WORK REQUEST: The data below should be repeated exactly and in full.

SOURCE DATA:
_ _ _
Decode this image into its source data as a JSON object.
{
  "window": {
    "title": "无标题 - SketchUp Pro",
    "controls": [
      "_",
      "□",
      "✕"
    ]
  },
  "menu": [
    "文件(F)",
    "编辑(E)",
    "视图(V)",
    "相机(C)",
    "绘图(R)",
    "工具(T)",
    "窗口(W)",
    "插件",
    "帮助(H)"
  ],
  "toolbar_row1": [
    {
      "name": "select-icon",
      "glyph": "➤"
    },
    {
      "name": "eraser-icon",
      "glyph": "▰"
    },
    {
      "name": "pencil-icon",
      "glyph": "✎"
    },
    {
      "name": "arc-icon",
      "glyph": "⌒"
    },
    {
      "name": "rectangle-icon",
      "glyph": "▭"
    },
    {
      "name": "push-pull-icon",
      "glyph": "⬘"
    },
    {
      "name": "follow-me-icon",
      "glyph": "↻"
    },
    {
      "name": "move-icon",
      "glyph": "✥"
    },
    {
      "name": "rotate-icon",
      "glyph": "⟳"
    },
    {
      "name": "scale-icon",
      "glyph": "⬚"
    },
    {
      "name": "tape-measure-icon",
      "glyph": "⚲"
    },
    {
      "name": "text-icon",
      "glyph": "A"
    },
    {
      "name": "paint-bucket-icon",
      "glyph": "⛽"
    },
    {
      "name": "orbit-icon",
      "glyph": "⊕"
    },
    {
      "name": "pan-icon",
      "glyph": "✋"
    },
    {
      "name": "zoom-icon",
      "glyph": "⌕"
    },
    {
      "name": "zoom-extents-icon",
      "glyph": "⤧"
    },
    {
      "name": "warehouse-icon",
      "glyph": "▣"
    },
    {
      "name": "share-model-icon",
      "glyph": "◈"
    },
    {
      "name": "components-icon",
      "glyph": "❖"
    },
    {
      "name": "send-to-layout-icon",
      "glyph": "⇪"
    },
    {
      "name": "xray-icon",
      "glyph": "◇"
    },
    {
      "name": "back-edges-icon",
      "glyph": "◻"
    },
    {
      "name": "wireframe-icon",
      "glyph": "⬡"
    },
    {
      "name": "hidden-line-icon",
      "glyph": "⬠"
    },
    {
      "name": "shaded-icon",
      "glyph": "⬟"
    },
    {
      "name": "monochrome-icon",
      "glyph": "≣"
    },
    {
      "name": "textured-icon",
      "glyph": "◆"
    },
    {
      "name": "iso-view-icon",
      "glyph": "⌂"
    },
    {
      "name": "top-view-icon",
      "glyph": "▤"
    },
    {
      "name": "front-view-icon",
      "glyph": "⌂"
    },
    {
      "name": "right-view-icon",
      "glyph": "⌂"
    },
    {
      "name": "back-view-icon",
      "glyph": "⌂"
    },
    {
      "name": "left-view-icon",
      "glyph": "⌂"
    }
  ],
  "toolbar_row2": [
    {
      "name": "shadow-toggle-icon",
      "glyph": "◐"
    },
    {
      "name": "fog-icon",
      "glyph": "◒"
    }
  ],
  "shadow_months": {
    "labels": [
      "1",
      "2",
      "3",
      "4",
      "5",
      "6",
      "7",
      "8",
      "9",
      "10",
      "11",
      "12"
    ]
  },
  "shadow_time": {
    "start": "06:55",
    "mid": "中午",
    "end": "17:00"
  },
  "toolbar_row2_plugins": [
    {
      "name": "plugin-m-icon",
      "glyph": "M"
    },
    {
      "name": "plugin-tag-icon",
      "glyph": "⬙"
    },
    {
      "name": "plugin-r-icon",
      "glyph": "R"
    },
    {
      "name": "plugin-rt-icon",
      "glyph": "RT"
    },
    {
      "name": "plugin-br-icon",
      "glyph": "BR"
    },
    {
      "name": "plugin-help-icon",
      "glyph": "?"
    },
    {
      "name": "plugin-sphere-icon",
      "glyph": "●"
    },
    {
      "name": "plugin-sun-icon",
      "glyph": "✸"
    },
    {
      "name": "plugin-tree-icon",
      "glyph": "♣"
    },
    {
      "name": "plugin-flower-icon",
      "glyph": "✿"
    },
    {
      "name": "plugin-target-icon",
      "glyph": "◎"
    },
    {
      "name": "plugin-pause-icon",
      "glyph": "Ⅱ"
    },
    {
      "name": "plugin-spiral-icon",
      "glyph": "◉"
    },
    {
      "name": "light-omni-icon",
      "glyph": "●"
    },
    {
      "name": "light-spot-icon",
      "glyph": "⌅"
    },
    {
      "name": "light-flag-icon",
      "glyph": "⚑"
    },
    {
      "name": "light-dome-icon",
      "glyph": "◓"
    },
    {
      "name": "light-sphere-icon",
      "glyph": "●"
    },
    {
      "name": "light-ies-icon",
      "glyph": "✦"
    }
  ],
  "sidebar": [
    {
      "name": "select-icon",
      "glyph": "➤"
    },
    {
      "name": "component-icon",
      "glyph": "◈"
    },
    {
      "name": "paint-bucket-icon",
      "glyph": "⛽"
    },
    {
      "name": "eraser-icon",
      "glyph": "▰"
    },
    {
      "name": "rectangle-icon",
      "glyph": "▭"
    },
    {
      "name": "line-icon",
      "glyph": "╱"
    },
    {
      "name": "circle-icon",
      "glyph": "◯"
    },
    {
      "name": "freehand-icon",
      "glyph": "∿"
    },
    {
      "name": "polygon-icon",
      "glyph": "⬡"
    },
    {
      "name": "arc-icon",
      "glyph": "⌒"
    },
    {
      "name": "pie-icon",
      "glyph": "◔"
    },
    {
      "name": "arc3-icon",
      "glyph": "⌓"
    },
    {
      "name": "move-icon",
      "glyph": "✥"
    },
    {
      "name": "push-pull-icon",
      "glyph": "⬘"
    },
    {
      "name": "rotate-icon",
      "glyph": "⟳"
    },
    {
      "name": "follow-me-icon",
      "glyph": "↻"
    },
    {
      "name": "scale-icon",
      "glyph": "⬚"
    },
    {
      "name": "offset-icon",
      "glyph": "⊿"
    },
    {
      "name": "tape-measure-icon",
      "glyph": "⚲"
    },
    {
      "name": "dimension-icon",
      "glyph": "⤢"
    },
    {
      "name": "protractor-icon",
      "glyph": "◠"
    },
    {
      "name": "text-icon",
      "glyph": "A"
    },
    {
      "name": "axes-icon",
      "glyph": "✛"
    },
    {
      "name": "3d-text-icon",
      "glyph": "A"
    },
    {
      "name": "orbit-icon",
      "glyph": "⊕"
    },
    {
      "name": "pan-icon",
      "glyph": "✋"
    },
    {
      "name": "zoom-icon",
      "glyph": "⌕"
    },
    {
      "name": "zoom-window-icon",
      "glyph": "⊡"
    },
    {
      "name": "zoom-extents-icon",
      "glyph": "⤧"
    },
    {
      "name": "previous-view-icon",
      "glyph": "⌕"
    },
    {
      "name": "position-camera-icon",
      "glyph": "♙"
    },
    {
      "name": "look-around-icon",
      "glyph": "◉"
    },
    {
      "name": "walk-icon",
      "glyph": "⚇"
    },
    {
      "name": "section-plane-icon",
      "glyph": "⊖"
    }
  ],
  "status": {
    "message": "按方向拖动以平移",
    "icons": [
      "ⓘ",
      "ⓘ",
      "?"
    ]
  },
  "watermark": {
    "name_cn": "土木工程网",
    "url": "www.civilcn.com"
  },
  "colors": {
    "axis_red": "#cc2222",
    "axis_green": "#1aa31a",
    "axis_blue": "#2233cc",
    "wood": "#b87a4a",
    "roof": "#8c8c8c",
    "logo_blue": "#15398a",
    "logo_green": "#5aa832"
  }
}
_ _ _
RESPONSE:
Decode this image into its source data as a JSON object.
{
  "window": {
    "title": "无标题 - SketchUp Pro",
    "controls": [
      "_",
      "□",
      "✕"
    ]
  },
  "menu": [
    "文件(F)",
    "编辑(E)",
    "视图(V)",
    "相机(C)",
    "绘图(R)",
    "工具(T)",
    "窗口(W)",
    "插件",
    "帮助(H)"
  ],
  "toolbar_row1": [
    {
      "name": "select-icon",
      "glyph": "➤"
    },
    {
      "name": "eraser-icon",
      "glyph": "▰"
    },
    {
      "name": "pencil-icon",
      "glyph": "✎"
    },
    {
      "name": "arc-icon",
      "glyph": "⌒"
    },
    {
      "name": "rectangle-icon",
      "glyph": "▭"
    },
    {
      "name": "push-pull-icon",
      "glyph": "⬘"
    },
    {
      "name": "follow-me-icon",
      "glyph": "↻"
    },
    {
      "name": "move-icon",
      "glyph": "✥"
    },
    {
      "name": "rotate-icon",
      "glyph": "⟳"
    },
    {
      "name": "scale-icon",
      "glyph": "⬚"
    },
    {
      "name": "tape-measure-icon",
      "glyph": "⚲"
    },
    {
      "name": "text-icon",
      "glyph": "A"
    },
    {
      "name": "paint-bucket-icon",
      "glyph": "⛽"
    },
    {
      "name": "orbit-icon",
      "glyph": "⊕"
    },
    {
      "name": "pan-icon",
      "glyph": "✋"
    },
    {
      "name": "zoom-icon",
      "glyph": "⌕"
    },
    {
      "name": "zoom-extents-icon",
      "glyph": "⤧"
    },
    {
      "name": "warehouse-icon",
      "glyph": "▣"
    },
    {
      "name": "share-model-icon",
      "glyph": "◈"
    },
    {
      "name": "components-icon",
      "glyph": "❖"
    },
    {
      "name": "send-to-layout-icon",
      "glyph": "⇪"
    },
    {
      "name": "xray-icon",
      "glyph": "◇"
    },
    {
      "name": "back-edges-icon",
      "glyph": "◻"
    },
    {
      "name": "wireframe-icon",
      "glyph": "⬡"
    },
    {
      "name": "hidden-line-icon",
      "glyph": "⬠"
    },
    {
      "name": "shaded-icon",
      "glyph": "⬟"
    },
    {
      "name": "monochrome-icon",
      "glyph": "≣"
    },
    {
      "name": "textured-icon",
      "glyph": "◆"
    },
    {
      "name": "iso-view-icon",
      "glyph": "⌂"
    },
    {
      "name": "top-view-icon",
      "glyph": "▤"
    },
    {
      "name": "front-view-icon",
      "glyph": "⌂"
    },
    {
      "name": "right-view-icon",
      "glyph": "⌂"
    },
    {
      "name": "back-view-icon",
      "glyph": "⌂"
    },
    {
      "name": "left-view-icon",
      "glyph": "⌂"
    }
  ],
  "toolbar_row2": [
    {
      "name": "shadow-toggle-icon",
      "glyph": "◐"
    },
    {
      "name": "fog-icon",
      "glyph": "◒"
    }
  ],
  "shadow_months": {
    "labels": [
      "1",
      "2",
      "3",
      "4",
      "5",
      "6",
      "7",
      "8",
      "9",
      "10",
      "11",
      "12"
    ]
  },
  "shadow_time": {
    "start": "06:55",
    "mid": "中午",
    "end": "17:00"
  },
  "toolbar_row2_plugins": [
    {
      "name": "plugin-m-icon",
      "glyph": "M"
    },
    {
      "name": "plugin-tag-icon",
      "glyph": "⬙"
    },
    {
      "name": "plugin-r-icon",
      "glyph": "R"
    },
    {
      "name": "plugin-rt-icon",
      "glyph": "RT"
    },
    {
      "name": "plugin-br-icon",
      "glyph": "BR"
    },
    {
      "name": "plugin-help-icon",
      "glyph": "?"
    },
    {
      "name": "plugin-sphere-icon",
      "glyph": "●"
    },
    {
      "name": "plugin-sun-icon",
      "glyph": "✸"
    },
    {
      "name": "plugin-tree-icon",
      "glyph": "♣"
    },
    {
      "name": "plugin-flower-icon",
      "glyph": "✿"
    },
    {
      "name": "plugin-target-icon",
      "glyph": "◎"
    },
    {
      "name": "plugin-pause-icon",
      "glyph": "Ⅱ"
    },
    {
      "name": "plugin-spiral-icon",
      "glyph": "◉"
    },
    {
      "name": "light-omni-icon",
      "glyph": "●"
    },
    {
      "name": "light-spot-icon",
      "glyph": "⌅"
    },
    {
      "name": "light-flag-icon",
      "glyph": "⚑"
    },
    {
      "name": "light-dome-icon",
      "glyph": "◓"
    },
    {
      "name": "light-sphere-icon",
      "glyph": "●"
    },
    {
      "name": "light-ies-icon",
      "glyph": "✦"
    }
  ],
  "sidebar": [
    {
      "name": "select-icon",
      "glyph": "➤"
    },
    {
      "name": "component-icon",
      "glyph": "◈"
    },
    {
      "name": "paint-bucket-icon",
      "glyph": "⛽"
    },
    {
      "name": "eraser-icon",
      "glyph": "▰"
    },
    {
      "name": "rectangle-icon",
      "glyph": "▭"
    },
    {
      "name": "line-icon",
      "glyph": "╱"
    },
    {
      "name": "circle-icon",
      "glyph": "◯"
    },
    {
      "name": "freehand-icon",
      "glyph": "∿"
    },
    {
      "name": "polygon-icon",
      "glyph": "⬡"
    },
    {
      "name": "arc-icon",
      "glyph": "⌒"
    },
    {
      "name": "pie-icon",
      "glyph": "◔"
    },
    {
      "name": "arc3-icon",
      "glyph": "⌓"
    },
    {
      "name": "move-icon",
      "glyph": "✥"
    },
    {
      "name": "push-pull-icon",
      "glyph": "⬘"
    },
    {
      "name": "rotate-icon",
      "glyph": "⟳"
    },
    {
      "name": "follow-me-icon",
      "glyph": "↻"
    },
    {
      "name": "scale-icon",
      "glyph": "⬚"
    },
    {
      "name": "offset-icon",
      "glyph": "⊿"
    },
    {
      "name": "tape-measure-icon",
      "glyph": "⚲"
    },
    {
      "name": "dimension-icon",
      "glyph": "⤢"
    },
    {
      "name": "protractor-icon",
      "glyph": "◠"
    },
    {
      "name": "text-icon",
      "glyph": "A"
    },
    {
      "name": "axes-icon",
      "glyph": "✛"
    },
    {
      "name": "3d-text-icon",
      "glyph": "A"
    },
    {
      "name": "orbit-icon",
      "glyph": "⊕"
    },
    {
      "name": "pan-icon",
      "glyph": "✋"
    },
    {
      "name": "zoom-icon",
      "glyph": "⌕"
    },
    {
      "name": "zoom-window-icon",
      "glyph": "⊡"
    },
    {
      "name": "zoom-extents-icon",
      "glyph": "⤧"
    },
    {
      "name": "previous-view-icon",
      "glyph": "⌕"
    },
    {
      "name": "position-camera-icon",
      "glyph": "♙"
    },
    {
      "name": "look-around-icon",
      "glyph": "◉"
    },
    {
      "name": "walk-icon",
      "glyph": "⚇"
    },
    {
      "name": "section-plane-icon",
      "glyph": "⊖"
    }
  ],
  "status": {
    "message": "按方向拖动以平移",
    "icons": [
      "ⓘ",
      "ⓘ",
      "?"
    ]
  },
  "watermark": {
    "name_cn": "土木工程网",
    "url": "www.civilcn.com"
  },
  "colors": {
    "axis_red": "#cc2222",
    "axis_green": "#1aa31a",
    "axis_blue": "#2233cc",
    "wood": "#b87a4a",
    "roof": "#8c8c8c",
    "logo_blue": "#15398a",
    "logo_green": "#5aa832"
  }
}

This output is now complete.